= What you have to do =
Return every record in full. Match each one exactly.

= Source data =
━━━━━━━━━━━━━━━━━━━━━━━━━━━━━━
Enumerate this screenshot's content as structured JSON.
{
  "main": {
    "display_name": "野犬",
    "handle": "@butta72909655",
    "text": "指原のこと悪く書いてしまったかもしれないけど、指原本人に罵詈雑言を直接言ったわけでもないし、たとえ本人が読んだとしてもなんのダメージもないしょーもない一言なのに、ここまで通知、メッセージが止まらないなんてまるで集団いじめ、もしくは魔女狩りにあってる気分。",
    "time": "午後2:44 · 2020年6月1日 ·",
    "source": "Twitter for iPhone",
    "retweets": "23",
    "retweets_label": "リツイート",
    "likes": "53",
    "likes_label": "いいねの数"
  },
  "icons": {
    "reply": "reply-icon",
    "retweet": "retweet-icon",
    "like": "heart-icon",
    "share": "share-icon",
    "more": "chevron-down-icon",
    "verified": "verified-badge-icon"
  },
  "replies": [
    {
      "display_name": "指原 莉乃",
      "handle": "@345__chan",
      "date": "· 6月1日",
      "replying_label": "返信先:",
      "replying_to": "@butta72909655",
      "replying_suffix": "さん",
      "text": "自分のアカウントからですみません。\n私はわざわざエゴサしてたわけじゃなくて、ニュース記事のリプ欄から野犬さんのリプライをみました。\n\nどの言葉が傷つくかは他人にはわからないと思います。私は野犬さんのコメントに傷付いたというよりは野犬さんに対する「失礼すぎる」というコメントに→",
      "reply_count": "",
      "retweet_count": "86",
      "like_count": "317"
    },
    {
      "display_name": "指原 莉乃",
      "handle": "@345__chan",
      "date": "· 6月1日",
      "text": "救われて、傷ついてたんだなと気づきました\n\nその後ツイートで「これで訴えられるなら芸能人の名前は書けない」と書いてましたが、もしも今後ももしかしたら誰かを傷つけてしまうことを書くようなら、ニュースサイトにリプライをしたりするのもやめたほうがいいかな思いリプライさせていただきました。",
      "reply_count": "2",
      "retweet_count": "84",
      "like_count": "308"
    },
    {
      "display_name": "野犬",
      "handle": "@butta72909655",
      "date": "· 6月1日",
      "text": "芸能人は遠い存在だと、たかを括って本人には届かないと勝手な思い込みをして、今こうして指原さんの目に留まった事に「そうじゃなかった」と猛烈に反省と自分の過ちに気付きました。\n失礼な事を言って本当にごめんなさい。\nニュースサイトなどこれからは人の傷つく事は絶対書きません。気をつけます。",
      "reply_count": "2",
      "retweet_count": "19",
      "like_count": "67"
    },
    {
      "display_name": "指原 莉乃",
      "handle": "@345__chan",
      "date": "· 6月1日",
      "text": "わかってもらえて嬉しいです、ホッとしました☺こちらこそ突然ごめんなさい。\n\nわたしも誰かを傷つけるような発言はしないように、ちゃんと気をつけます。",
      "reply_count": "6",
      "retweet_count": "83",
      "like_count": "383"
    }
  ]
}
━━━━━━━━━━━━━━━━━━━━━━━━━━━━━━
= Result for this exercise =
Enumerate this screenshot's content as structured JSON.
{
  "main": {
    "display_name": "野犬",
    "handle": "@butta72909655",
    "text": "指原のこと悪く書いてしまったかもしれないけど、指原本人に罵詈雑言を直接言ったわけでもないし、たとえ本人が読んだとしてもなんのダメージもないしょーもない一言なのに、ここまで通知、メッセージが止まらないなんてまるで集団いじめ、もしくは魔女狩りにあってる気分。",
    "time": "午後2:44 · 2020年6月1日 ·",
    "source": "Twitter for iPhone",
    "retweets": "23",
    "retweets_label": "リツイート",
    "likes": "53",
    "likes_label": "いいねの数"
  },
  "icons": {
    "reply": "reply-icon",
    "retweet": "retweet-icon",
    "like": "heart-icon",
    "share": "share-icon",
    "more": "chevron-down-icon",
    "verified": "verified-badge-icon"
  },
  "replies": [
    {
      "display_name": "指原 莉乃",
      "handle": "@345__chan",
      "date": "· 6月1日",
      "replying_label": "返信先:",
      "replying_to": "@butta72909655",
      "replying_suffix": "さん",
      "text": "自分のアカウントからですみません。\n私はわざわざエゴサしてたわけじゃなくて、ニュース記事のリプ欄から野犬さんのリプライをみました。\n\nどの言葉が傷つくかは他人にはわからないと思います。私は野犬さんのコメントに傷付いたというよりは野犬さんに対する「失礼すぎる」というコメントに→",
      "reply_count": "",
      "retweet_count": "86",
      "like_count": "317"
    },
    {
      "display_name": "指原 莉乃",
      "handle": "@345__chan",
      "date": "· 6月1日",
      "text": "救われて、傷ついてたんだなと気づきました\n\nその後ツイートで「これで訴えられるなら芸能人の名前は書けない」と書いてましたが、もしも今後ももしかしたら誰かを傷つけてしまうことを書くようなら、ニュースサイトにリプライをしたりするのもやめたほうがいいかな思いリプライさせていただきました。",
      "reply_count": "2",
      "retweet_count": "84",
      "like_count": "308"
    },
    {
      "display_name": "野犬",
      "handle": "@butta72909655",
      "date": "· 6月1日",
      "text": "芸能人は遠い存在だと、たかを括って本人には届かないと勝手な思い込みをして、今こうして指原さんの目に留まった事に「そうじゃなかった」と猛烈に反省と自分の過ちに気付きました。\n失礼な事を言って本当にごめんなさい。\nニュースサイトなどこれからは人の傷つく事は絶対書きません。気をつけます。",
      "reply_count": "2",
      "retweet_count": "19",
      "like_count": "67"
    },
    {
      "display_name": "指原 莉乃",
      "handle": "@345__chan",
      "date": "· 6月1日",
      "text": "わかってもらえて嬉しいです、ホッとしました☺こちらこそ突然ごめんなさい。\n\nわたしも誰かを傷つけるような発言はしないように、ちゃんと気をつけます。",
      "reply_count": "6",
      "retweet_count": "83",
      "like_count": "383"
    }
  ]
}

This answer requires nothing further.